Written by: Lois Kennedy
The Book of Nightmares is an anthology of creepy tales revolving around city life. It was compiled by Jason Blum of Blumhouse Productions, which includes in its filmography Paranormal Activity, Insidious, The Lords of Salem, Oculus, Ouija, The Visit, The Green Inferno, and The Lazarus Effect. The authors of the stories are known less for their literary accomplishments than they are for their work in the movie biz; contributors include Les Bohem (writer of A Nightmare on Elm Street 5), C. Robert Cargill (writer of Sinister), James De Monaco (director of the Purge movies), Scott Derrickson (director of The Exorcism of Emily Rose, Sinister, and Deliver Us From Evil), Ethan Hawke (star of Sinister and The Purge), Mark Neveldine (director of The Vatican Tapes), Eli Roth (director of Cabin Fever, Hostel, Hostel 2, and The Green Inferno), Jeremy Slater (writer of The Lazarus Effect), and Scott Stewart (director of Legion and Dark Skies).
While some of Blumhouse’s films are a little meh (Ouija, I’m looking in your direction), these stories are without exception fabulous. Usually with a collection of stories, one has to put up with selections of varying strength, but these are all winners. Going with the recent trend in horror of the tragic ending, these stories tend to be dark and creepy—they start in reality and become twisted to a bizarre angle. The stories are also excitingly original; though they contain familiar subjects like ghosts and demons, the ideas are fresh and compelling.
For an example, Michael Olson’s “Dreamland,” about a dream-inhabiting creature that infects everyone who encounters it. The story builds in intensity from the wistful opening to the soul-crushing ending. An exploding head isn’t even the most disturbing event. But my favorite is Sarah Langan’s “The Old Jail.” It concerns Grady, a man who is possessed by a mysterious demon. In one scene, his first person narration erodes into second person as the demon takes over telling the story. Most of the characters are suspect because of their outright strange behavior; Grady even encounters a man who is happy to be possessed (he’s a CEO, natch). The story is surreal and chilling.
Overall, the book was a dark delight from start to finish. Check it out if you’re in the mood for suburban horror by folks who know what scares you.
Author’s note: I owe a thanks to IMDB and the authors’ biography section at the end of the book for filmography information.

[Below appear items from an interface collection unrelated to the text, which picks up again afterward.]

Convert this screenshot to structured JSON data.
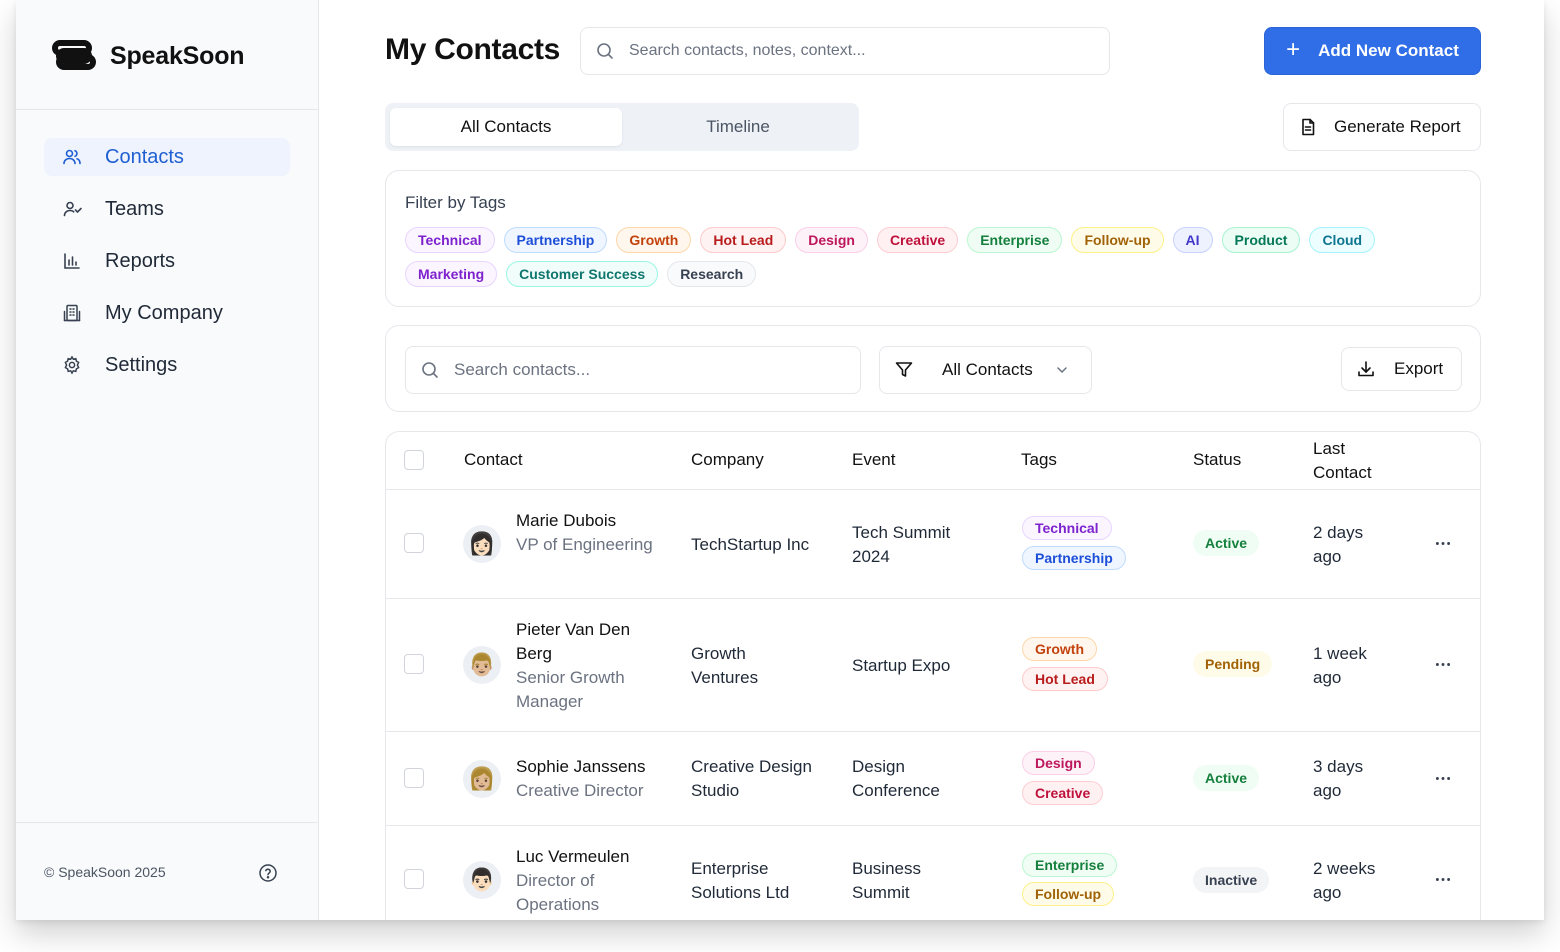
{
  "brand": {
    "name": "SpeakSoon"
  },
  "sidebar": {
    "items": [
      {
        "label": "Contacts",
        "icon": "users-icon",
        "active": true
      },
      {
        "label": "Teams",
        "icon": "user-check-icon",
        "active": false
      },
      {
        "label": "Reports",
        "icon": "bar-chart-icon",
        "active": false
      },
      {
        "label": "My Company",
        "icon": "building-icon",
        "active": false
      },
      {
        "label": "Settings",
        "icon": "gear-icon",
        "active": false
      }
    ],
    "footer": {
      "copyright": "© SpeakSoon 2025",
      "help_icon": "help-circle-icon"
    }
  },
  "header": {
    "title": "My Contacts",
    "search_placeholder": "Search contacts, notes, context...",
    "add_button": "Add New Contact"
  },
  "tabs": [
    {
      "label": "All Contacts",
      "active": true
    },
    {
      "label": "Timeline",
      "active": false
    }
  ],
  "generate_report": "Generate Report",
  "filter": {
    "title": "Filter by Tags",
    "tags": [
      {
        "label": "Technical",
        "fg": "#7e22ce",
        "bg": "#faf5ff",
        "border": "#e9d5ff"
      },
      {
        "label": "Partnership",
        "fg": "#1d4ed8",
        "bg": "#eff6ff",
        "border": "#bfdbfe"
      },
      {
        "label": "Growth",
        "fg": "#c2410c",
        "bg": "#fff7ed",
        "border": "#fed7aa"
      },
      {
        "label": "Hot Lead",
        "fg": "#b91c1c",
        "bg": "#fef2f2",
        "border": "#fecaca"
      },
      {
        "label": "Design",
        "fg": "#be185d",
        "bg": "#fdf2f8",
        "border": "#fbcfe8"
      },
      {
        "label": "Creative",
        "fg": "#be123c",
        "bg": "#fff1f2",
        "border": "#fecdd3"
      },
      {
        "label": "Enterprise",
        "fg": "#15803d",
        "bg": "#f0fdf4",
        "border": "#bbf7d0"
      },
      {
        "label": "Follow-up",
        "fg": "#a16207",
        "bg": "#fefce8",
        "border": "#fef08a"
      },
      {
        "label": "AI",
        "fg": "#4338ca",
        "bg": "#eef2ff",
        "border": "#c7d2fe"
      },
      {
        "label": "Product",
        "fg": "#047857",
        "bg": "#ecfdf5",
        "border": "#a7f3d0"
      },
      {
        "label": "Cloud",
        "fg": "#0e7490",
        "bg": "#ecfeff",
        "border": "#a5f3fc"
      },
      {
        "label": "Marketing",
        "fg": "#7e22ce",
        "bg": "#faf5ff",
        "border": "#e9d5ff"
      },
      {
        "label": "Customer Success",
        "fg": "#0f766e",
        "bg": "#f0fdfa",
        "border": "#99f6e4"
      },
      {
        "label": "Research",
        "fg": "#374151",
        "bg": "#f9fafb",
        "border": "#e5e7eb"
      }
    ]
  },
  "toolbar": {
    "search_placeholder": "Search contacts...",
    "filter_value": "All Contacts",
    "export_label": "Export"
  },
  "table": {
    "columns": [
      "Contact",
      "Company",
      "Event",
      "Tags",
      "Status",
      "Last Contact"
    ],
    "rows": [
      {
        "name": "Marie Dubois",
        "title": "VP of Engineering",
        "avatar": "👩🏻",
        "company": "TechStartup Inc",
        "event": "Tech Summit 2024",
        "tags": [
          "Technical",
          "Partnership"
        ],
        "status": "Active",
        "last_contact": "2 days ago"
      },
      {
        "name": "Pieter Van Den Berg",
        "title": "Senior Growth Manager",
        "avatar": "👨🏼",
        "company": "Growth Ventures",
        "event": "Startup Expo",
        "tags": [
          "Growth",
          "Hot Lead"
        ],
        "status": "Pending",
        "last_contact": "1 week ago"
      },
      {
        "name": "Sophie Janssens",
        "title": "Creative Director",
        "avatar": "👩🏼",
        "company": "Creative Design Studio",
        "event": "Design Conference",
        "tags": [
          "Design",
          "Creative"
        ],
        "status": "Active",
        "last_contact": "3 days ago"
      },
      {
        "name": "Luc Vermeulen",
        "title": "Director of Operations",
        "avatar": "👨🏻",
        "company": "Enterprise Solutions Ltd",
        "event": "Business Summit",
        "tags": [
          "Enterprise",
          "Follow-up"
        ],
        "status": "Inactive",
        "last_contact": "2 weeks ago"
      }
    ]
  },
  "status_colors": {
    "Active": {
      "fg": "#15803d",
      "bg": "#f0fdf4"
    },
    "Pending": {
      "fg": "#a16207",
      "bg": "#fefce8"
    },
    "Inactive": {
      "fg": "#374151",
      "bg": "#f3f4f6"
    }
  },
  "colors": {
    "accent": "#2f6ee6",
    "active_nav_bg": "#eef3fd",
    "active_nav_fg": "#1f5fd1"
  }
}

Lois Kennedy is an avid horror fan who also loves to write. You can find her under her pseudonym GhoulieJoe on YouTube, WordPress, and Facebook.